BEGIN DATASET RECORDS
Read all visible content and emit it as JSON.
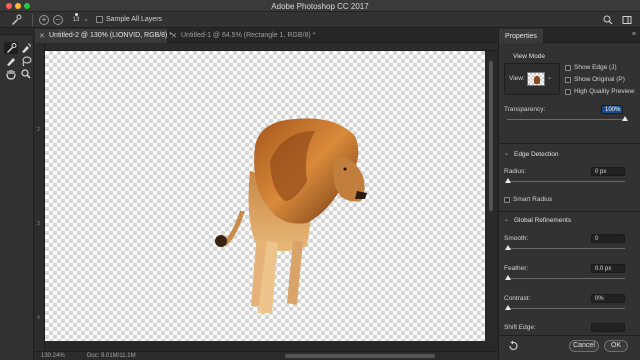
{
  "window": {
    "title": "Adobe Photoshop CC 2017"
  },
  "optionsbar": {
    "brush_size": "13",
    "sample_all_layers": "Sample All Layers"
  },
  "tabs": [
    {
      "label": "Untitled-2 @ 130% (LIONVID, RGB/8) *",
      "active": true
    },
    {
      "label": "Untitled-1 @ 64.5% (Rectangle 1, RGB/8) *",
      "active": false
    }
  ],
  "ruler": {
    "left_numbers": [
      "2",
      "3",
      "4"
    ]
  },
  "status": {
    "zoom": "130.24%",
    "doc": "Doc: 9.01M/11.1M"
  },
  "properties": {
    "title": "Properties",
    "view_mode": {
      "heading": "View Mode",
      "view_label": "View:",
      "show_edge": "Show Edge (J)",
      "show_original": "Show Original (P)",
      "high_quality": "High Quality Preview"
    },
    "transparency": {
      "label": "Transparency:",
      "value": "100%",
      "fraction": 1.0
    },
    "edge_detection": {
      "heading": "Edge Detection",
      "radius_label": "Radius:",
      "radius_value": "0 px",
      "smart_radius": "Smart Radius"
    },
    "global_refinements": {
      "heading": "Global Refinements",
      "smooth_label": "Smooth:",
      "smooth_value": "0",
      "feather_label": "Feather:",
      "feather_value": "0.0 px",
      "contrast_label": "Contrast:",
      "contrast_value": "0%",
      "shift_edge_label": "Shift Edge:"
    },
    "buttons": {
      "cancel": "Cancel",
      "ok": "OK"
    }
  },
  "colors": {
    "accent": "#1e4a86",
    "panel": "#323232",
    "canvas_check": "#d5d5d5"
  }
}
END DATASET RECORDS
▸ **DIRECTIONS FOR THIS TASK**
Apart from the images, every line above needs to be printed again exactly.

▸ **RESULT**
Read all visible content and emit it as JSON.
{
  "window": {
    "title": "Adobe Photoshop CC 2017"
  },
  "optionsbar": {
    "brush_size": "13",
    "sample_all_layers": "Sample All Layers"
  },
  "tabs": [
    {
      "label": "Untitled-2 @ 130% (LIONVID, RGB/8) *",
      "active": true
    },
    {
      "label": "Untitled-1 @ 64.5% (Rectangle 1, RGB/8) *",
      "active": false
    }
  ],
  "ruler": {
    "left_numbers": [
      "2",
      "3",
      "4"
    ]
  },
  "status": {
    "zoom": "130.24%",
    "doc": "Doc: 9.01M/11.1M"
  },
  "properties": {
    "title": "Properties",
    "view_mode": {
      "heading": "View Mode",
      "view_label": "View:",
      "show_edge": "Show Edge (J)",
      "show_original": "Show Original (P)",
      "high_quality": "High Quality Preview"
    },
    "transparency": {
      "label": "Transparency:",
      "value": "100%",
      "fraction": 1.0
    },
    "edge_detection": {
      "heading": "Edge Detection",
      "radius_label": "Radius:",
      "radius_value": "0 px",
      "smart_radius": "Smart Radius"
    },
    "global_refinements": {
      "heading": "Global Refinements",
      "smooth_label": "Smooth:",
      "smooth_value": "0",
      "feather_label": "Feather:",
      "feather_value": "0.0 px",
      "contrast_label": "Contrast:",
      "contrast_value": "0%",
      "shift_edge_label": "Shift Edge:"
    },
    "buttons": {
      "cancel": "Cancel",
      "ok": "OK"
    }
  },
  "colors": {
    "accent": "#1e4a86",
    "panel": "#323232",
    "canvas_check": "#d5d5d5"
  }
}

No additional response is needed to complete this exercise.